by Dr David Spektor

For a long time now, our society has had a tendency to medicalise people’s misery. We have looked at suffering, and drawn a conclusion that people who suffer emotionally must be ill. Just writing that, it seems implausible. Implausible that someone loses a child and we can diagnose them with persistent complex bereavement disorder, or that someone witnesses or experiences a horrific crime and we call them disordered when they have post-traumatic stress. Implausible that we don’t label the thing they witnessed or experienced as disordered. We have it so backwards, and it means we lose our compassion for people and the amazing fact that by suffering, we are simply showing the beauty of our humanity, as well as our capacity for love. This latter sentence may seem bizarre but that in itself demonstrates why a paradigm shift is desperately needed.

1. The beauty of our humanity is lost in the current paradigm

Often when I am sitting with a patient, and they are in deep suffering, I am in awe of them. I am in awe of their capacity to love and their capacity to feel. Sitting with a depressed patient, I do not experience the individual as ill. I experience them as deeply loving and in suffering as a result. For example, I have patients who were abused, neglected and/or tortured and consequently they live life in fear of connection and attachment. This seems rational, predictable and logical considering their experience. They often go about the world in a depressed state, and how do we understand this depression? Do we medicalise it, or can we see it as a state they needed to go to survive their early life. All of us are born with an instinct to attach to our caregiver and we do this via our love. We do whatever we can to maintain this attachment. We depend upon this attachment to survive. When the attachment figure is the abuser, it does not pay for us to express anger, it pays us to spare the loved figure our anger so we can maintain the relationship. Instead we learn to turn the anger inwards on ourselves. And consequently, what should be “they are bad” becomes “I am bad.” There is a sadness in this, and a life of suffering ahead, but when looked at in a non-medicalised fashion, there is also beauty and strength in this. The individual has such a deep love for the attachment figure that it spares them their anger, and instead turns it on themselves. Witnessing this “gift of love” is truly awe-inspiring and demonstrates the internal strength and capacity of the person I am working with.

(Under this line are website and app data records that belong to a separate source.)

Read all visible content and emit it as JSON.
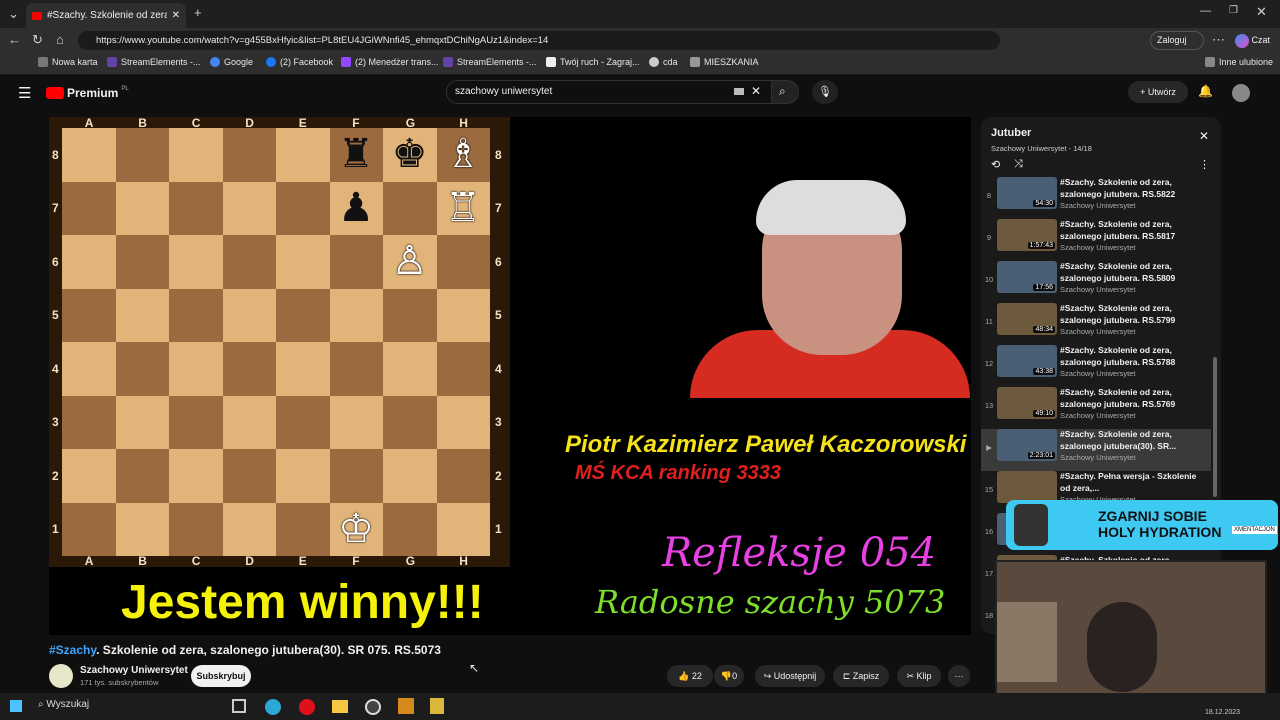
{
  "browser": {
    "tab_title": "#Szachy. Szkolenie od zera, sz",
    "url": "https://www.youtube.com/watch?v=g455BxHfyic&list=PL8tEU4JGiWNnfi45_ehmqxtDChiNgAUz1&index=14",
    "login_label": "Zaloguj",
    "copilot_label": "Czat",
    "bookmarks": [
      "Nowa karta",
      "StreamElements -...",
      "Google",
      "(2) Facebook",
      "(2) Menedżer trans...",
      "StreamElements -...",
      "Twój ruch - Zagraj...",
      "cda",
      "MIESZKANIA"
    ],
    "other_bookmarks": "Inne ulubione"
  },
  "yt": {
    "logo": "Premium",
    "logo_sup": "PL",
    "search_value": "szachowy uniwersytet",
    "create_label": "Utwórz"
  },
  "video": {
    "board_files": [
      "A",
      "B",
      "C",
      "D",
      "E",
      "F",
      "G",
      "H"
    ],
    "board_ranks": [
      "8",
      "7",
      "6",
      "5",
      "4",
      "3",
      "2",
      "1"
    ],
    "caption": "Jestem winny!!!",
    "name": "Piotr Kazimierz Paweł Kaczorowski",
    "rank": "MŚ KCA ranking 3333",
    "refleksje": "Refleksje 054",
    "radosne": "Radosne szachy 5073"
  },
  "playlist": {
    "title": "Jutuber",
    "subtitle": "Szachowy Uniwersytet",
    "position": "14/18",
    "items": [
      {
        "num": "8",
        "title": "#Szachy. Szkolenie od zera, szalonego jutubera. RS.5822",
        "channel": "Szachowy Uniwersytet",
        "duration": "54:30"
      },
      {
        "num": "9",
        "title": "#Szachy. Szkolenie od zera, szalonego jutubera. RS.5817",
        "channel": "Szachowy Uniwersytet",
        "duration": "1:57:43"
      },
      {
        "num": "10",
        "title": "#Szachy. Szkolenie od zera, szalonego jutubera. RS.5809",
        "channel": "Szachowy Uniwersytet",
        "duration": "17:56"
      },
      {
        "num": "11",
        "title": "#Szachy. Szkolenie od zera, szalonego jutubera. RS.5799",
        "channel": "Szachowy Uniwersytet",
        "duration": "48:34"
      },
      {
        "num": "12",
        "title": "#Szachy. Szkolenie od zera, szalonego jutubera. RS.5788",
        "channel": "Szachowy Uniwersytet",
        "duration": "43:38"
      },
      {
        "num": "13",
        "title": "#Szachy. Szkolenie od zera, szalonego jutubera. RS.5769",
        "channel": "Szachowy Uniwersytet",
        "duration": "49:10"
      },
      {
        "num": "▶",
        "title": "#Szachy. Szkolenie od zera, szalonego jutubera(30). SR...",
        "channel": "Szachowy Uniwersytet",
        "duration": "2:23:01"
      },
      {
        "num": "15",
        "title": "#Szachy. Pełna wersja - Szkolenie od zera,...",
        "channel": "Szachowy Uniwersytet",
        "duration": ""
      },
      {
        "num": "16",
        "title": "",
        "channel": "",
        "duration": ""
      },
      {
        "num": "17",
        "title": "#Szachy. Szkolenie od zera",
        "channel": "",
        "duration": ""
      },
      {
        "num": "18",
        "title": "",
        "channel": "",
        "duration": ""
      }
    ]
  },
  "meta": {
    "title_tag": "#Szachy",
    "title_rest": ". Szkolenie od zera, szalonego jutubera(30). SR 075. RS.5073",
    "channel": "Szachowy Uniwersytet",
    "subs": "171 tys. subskrybentów",
    "subscribe": "Subskrybuj",
    "likes": "22",
    "dislikes": "0",
    "share": "Udostępnij",
    "save": "Zapisz",
    "clip": "Klip"
  },
  "ad": {
    "line1": "ZGARNIJ SOBIE",
    "line2": "HOLY HYDRATION",
    "tag": "XMENTACJON"
  },
  "taskbar": {
    "search": "Wyszukaj",
    "date": "18.12.2023"
  }
}
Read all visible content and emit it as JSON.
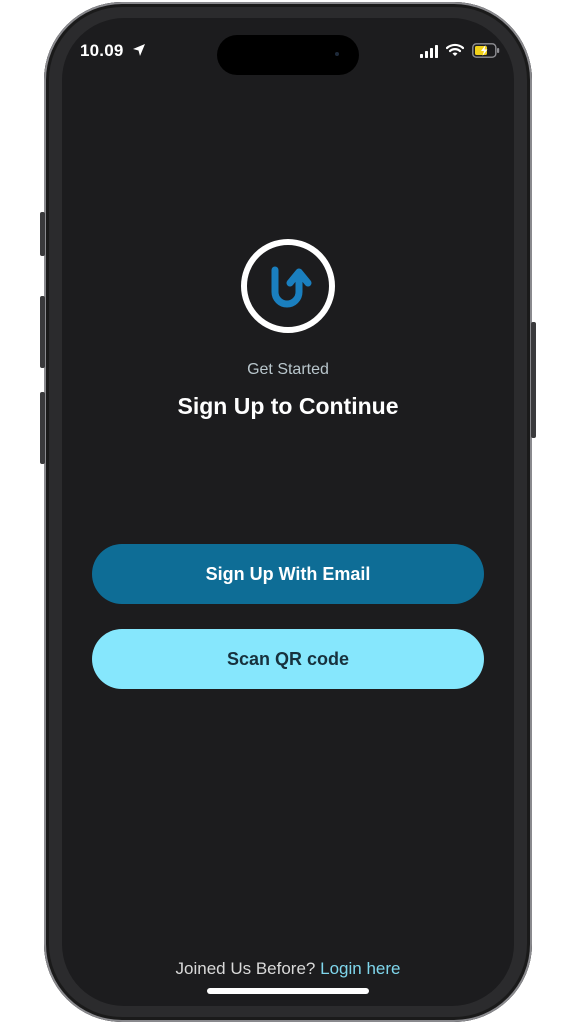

In therapy, we have to heal in love what was damaged in love, and to truly do this, we need to be able to see people’s suffering for what it actually is, and that is very simply — just a human response.

2. We lose sight of what we all share

3. We label disordered that which is most human

A solider returns from war, after witnessing the worst of humanity. On arrival, he finds it hard to acclimatise to civilian life. He experiences flashbacks, nightmares, increased startled response, avoidance of anything related to his experience. There is overwhelming guilt and a desire to distract via destructive means. This is labelled as abnormal, and the individual is seen as disordered. What he was sent to do, and witness is not labelled as disordered — he is labelled as disordered. I would argue his response is clear evidence that humans are not supposed to see such atrocities, and his response is his humanity, and his love for his fellow man. And yet, we call him disordered.

Dr David Spektor is a clinical psychologist. He’s the director of Psychology Care and a lecturer at the University of Melbourne